Coronary heart disease is more common in South Asians, including Indians, more than in any other race worldwide. India has the highest burden of coronary heart disease in the world. According to some studies, Indians tend to have a heart attack at a younger age compared to Western people.
It’s about time we started taking our heart health seriously. The first step may be to identify all risk factors and take corrective action. Some risk factors include high blood pressure, high cholesterol, obesity and a sedentary lifestyle. Remember that lifestyle and diet changes can be our greatest weapons against heart disease.
Maintain a healthy body weight
A healthy body weight reduces the risk of cardiovascular disease. Having too much fat, especially around the waist, puts you at an increased risk of heart disease. We know the importance of a balanced diet for maintaining a healthy weight.
But we often ignore the importance of proper meal timing. Some healthy eating habits are:
- Have breakfast within an hour of getting out of bed
- Eat every three hours. Six meals a day is an excellent strategy to keep your metabolism high.
- Do not eat anything for at least three hours before going to bed
- Do not skip meals as this can slow down the metabolism
- Eat small meals
Some studies say that taking small frequent meals provides the following benefits:
- Increases BMR
- Increases energy level
- Reduces appetite
- Aid in weight reduction
Know how to differentiate between good and bad fats
Our heart loves good fats. You can add more healthy fats, such as monounsaturated fats (MUFA) and omega-3 fatty acids, to your diet. Some good sources of healthy fats are:
- olive oil
- Rapeseed oil
- Rice bran oil
- peanut oil
- mustard oil
One should reduce the intake of saturated fats such as:
MUFA reduces low-density lipoprotein (bad cholesterol) and increases high-density lipoprotein (good cholesterol).
It is always good to rotate your oils monthly so that both PUFA and MUFA are in the required amount.
Choose good carbs over bad ones
Did you know that not all carbs are the same? High glycemic index carbohydrates can have drastic effects on cholesterol levels, increasing your susceptibility to heart disease. According to some epidemiological studies, a carbohydrate diet with a low glycemic index and a high fiber content may protect against diabetes and cardiovascular disease. You can:
- Go for complex carbohydrates.
- Avoid refined carbohydrates
- Include unrefined whole grains such as Dalia, brown rice, oats, whole wheat, and barley
- Avoid carbonated drinks, pasta, white bread and processed foods
Antioxidants are good for heart health
Increase the intake of antioxidants such as vitamin E, vitamin C, bioflavonoids and beta-carotene. Foods rich in antioxidants include whole grains, nuts, fruits, seeds and vegetables. The antioxidants protect our heart from free radical injury and damage. So start your day with almonds and walnuts to lower LDL.
Fiber is the way to go
Fiber lowers bad cholesterol and protects you from heart disease.

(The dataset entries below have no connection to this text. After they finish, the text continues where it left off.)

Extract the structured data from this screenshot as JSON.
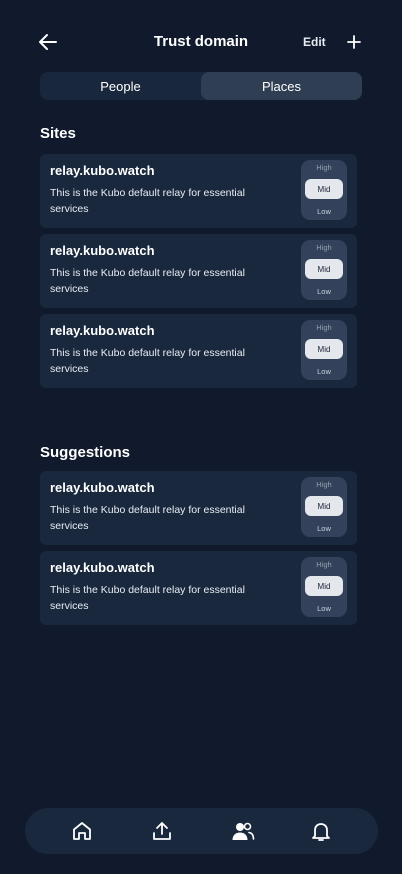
{
  "header": {
    "title": "Trust domain",
    "edit_label": "Edit"
  },
  "tabs": [
    {
      "label": "People",
      "active": false
    },
    {
      "label": "Places",
      "active": true
    }
  ],
  "sites": {
    "title": "Sites",
    "items": [
      {
        "name": "relay.kubo.watch",
        "description": "This is the Kubo default relay for essential services",
        "levels": {
          "high": "High",
          "mid": "Mid",
          "low": "Low"
        },
        "selected": "Mid"
      },
      {
        "name": "relay.kubo.watch",
        "description": "This is the Kubo default relay for essential services",
        "levels": {
          "high": "High",
          "mid": "Mid",
          "low": "Low"
        },
        "selected": "Mid"
      },
      {
        "name": "relay.kubo.watch",
        "description": "This is the Kubo default relay for essential services",
        "levels": {
          "high": "High",
          "mid": "Mid",
          "low": "Low"
        },
        "selected": "Mid"
      }
    ]
  },
  "suggestions": {
    "title": "Suggestions",
    "items": [
      {
        "name": "relay.kubo.watch",
        "description": "This is the Kubo default relay for essential services",
        "levels": {
          "high": "High",
          "mid": "Mid",
          "low": "Low"
        },
        "selected": "Mid"
      },
      {
        "name": "relay.kubo.watch",
        "description": "This is the Kubo default relay for essential services",
        "levels": {
          "high": "High",
          "mid": "Mid",
          "low": "Low"
        },
        "selected": "Mid"
      }
    ]
  },
  "bottom_nav": [
    {
      "icon": "home-icon"
    },
    {
      "icon": "upload-icon"
    },
    {
      "icon": "people-icon"
    },
    {
      "icon": "bell-icon"
    }
  ],
  "colors": {
    "background": "#101a2c",
    "card": "#19283d",
    "segment_active": "#303e54",
    "level_pill": "#33425a",
    "level_selected": "#e4e7ec"
  }
}
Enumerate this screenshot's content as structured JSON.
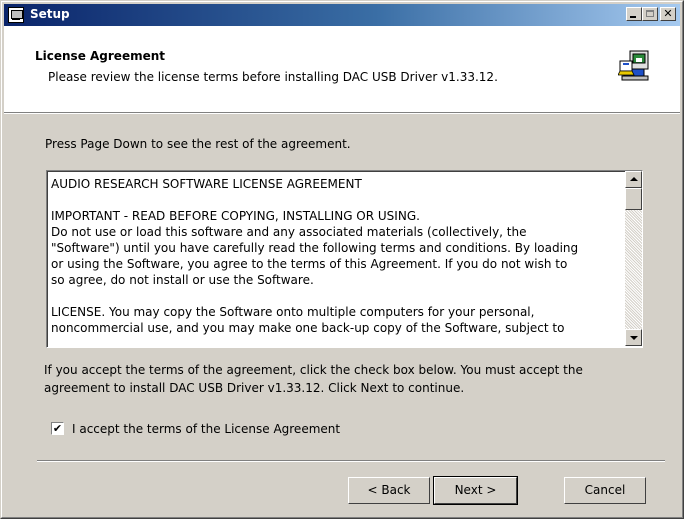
{
  "window": {
    "title": "Setup",
    "controls": {
      "minimize": "_",
      "maximize": "□",
      "close": "✕"
    }
  },
  "header": {
    "title": "License Agreement",
    "subtitle": "Please review the license terms before installing DAC USB Driver v1.33.12.",
    "icon": "setup-installer-icon"
  },
  "instructions": "Press Page Down to see the rest of the agreement.",
  "license": {
    "text": "AUDIO RESEARCH SOFTWARE LICENSE AGREEMENT\n\nIMPORTANT - READ BEFORE COPYING, INSTALLING OR USING.\nDo not use or load this software and any associated materials (collectively, the\n\"Software\") until you have carefully read the following terms and conditions. By loading\nor using the Software, you agree to the terms of this Agreement. If you do not wish to\nso agree, do not install or use the Software.\n\nLICENSE. You may copy the Software onto multiple computers for your personal,\nnoncommercial use, and you may make one back-up copy of the Software, subject to"
  },
  "accept_note": "If you accept the terms of the agreement, click the check box below. You must accept the agreement to install DAC USB Driver v1.33.12. Click Next to continue.",
  "checkbox": {
    "checked": true,
    "mark": "✔",
    "label": "I accept the terms of the License Agreement"
  },
  "buttons": {
    "back": "< Back",
    "next": "Next >",
    "cancel": "Cancel"
  },
  "colors": {
    "titlebar_start": "#0a246a",
    "titlebar_end": "#a6caf0",
    "dialog_bg": "#d4d0c8"
  }
}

A high-fiber diet can help you lose weight.
Your diet should contain both soluble and insoluble fiber. Barley, nuts, beans, berries, apples and oatmeal are good sources of soluble fiber. Fruits and vegetables have an abundance of insoluble fiber. One should strictly avoid trans fats as they not only increase bad fat or LDL levels but can also decrease HDL levels.

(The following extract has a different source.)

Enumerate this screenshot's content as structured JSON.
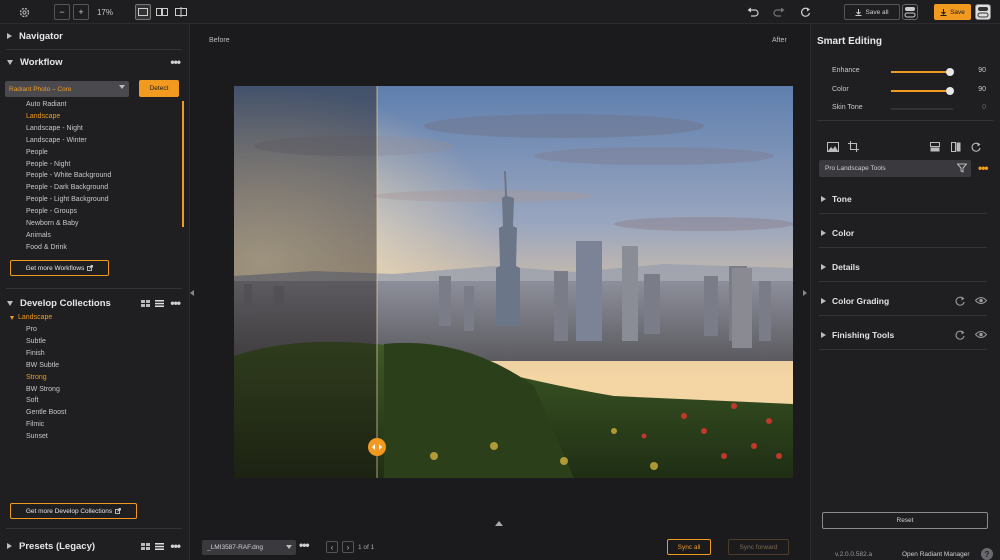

Avoid sedentary lifestyle
A healthy diet can work wonders when combined with physical activity. According to the American Heart Association, 150 minutes of moderate-intensity exercise or 75 minutes of vigorous exercise can help maintain blood pressure, lower cholesterol and improve overall heart health.

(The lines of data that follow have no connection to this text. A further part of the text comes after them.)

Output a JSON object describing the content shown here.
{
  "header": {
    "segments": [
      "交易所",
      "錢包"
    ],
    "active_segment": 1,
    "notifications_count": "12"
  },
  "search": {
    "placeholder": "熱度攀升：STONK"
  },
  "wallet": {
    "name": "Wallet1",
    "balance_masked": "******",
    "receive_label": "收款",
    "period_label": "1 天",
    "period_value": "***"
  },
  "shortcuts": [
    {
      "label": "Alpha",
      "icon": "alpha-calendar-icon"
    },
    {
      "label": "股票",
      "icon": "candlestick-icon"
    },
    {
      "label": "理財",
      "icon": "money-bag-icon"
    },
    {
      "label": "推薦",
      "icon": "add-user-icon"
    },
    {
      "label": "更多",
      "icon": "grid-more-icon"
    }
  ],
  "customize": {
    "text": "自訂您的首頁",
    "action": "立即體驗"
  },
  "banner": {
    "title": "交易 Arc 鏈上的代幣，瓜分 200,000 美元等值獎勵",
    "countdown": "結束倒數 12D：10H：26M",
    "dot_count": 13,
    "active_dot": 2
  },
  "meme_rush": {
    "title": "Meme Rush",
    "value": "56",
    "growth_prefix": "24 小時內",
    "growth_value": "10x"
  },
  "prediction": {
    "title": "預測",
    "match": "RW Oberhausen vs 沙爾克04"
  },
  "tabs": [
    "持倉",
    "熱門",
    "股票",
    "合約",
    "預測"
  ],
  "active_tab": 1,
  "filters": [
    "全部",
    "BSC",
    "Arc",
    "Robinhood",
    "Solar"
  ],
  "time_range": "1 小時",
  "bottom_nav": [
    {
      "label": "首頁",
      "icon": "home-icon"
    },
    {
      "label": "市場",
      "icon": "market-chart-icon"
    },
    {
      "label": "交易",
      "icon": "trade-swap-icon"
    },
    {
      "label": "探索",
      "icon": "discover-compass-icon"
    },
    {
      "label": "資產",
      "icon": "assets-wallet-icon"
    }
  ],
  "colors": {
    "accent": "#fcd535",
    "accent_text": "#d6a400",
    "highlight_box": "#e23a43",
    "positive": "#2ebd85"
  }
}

The heart is essential for survival. It works tirelessly for us. Let’s try to give something back to this great organ. Even our small changes in diet and lifestyle are enough to make it healthy.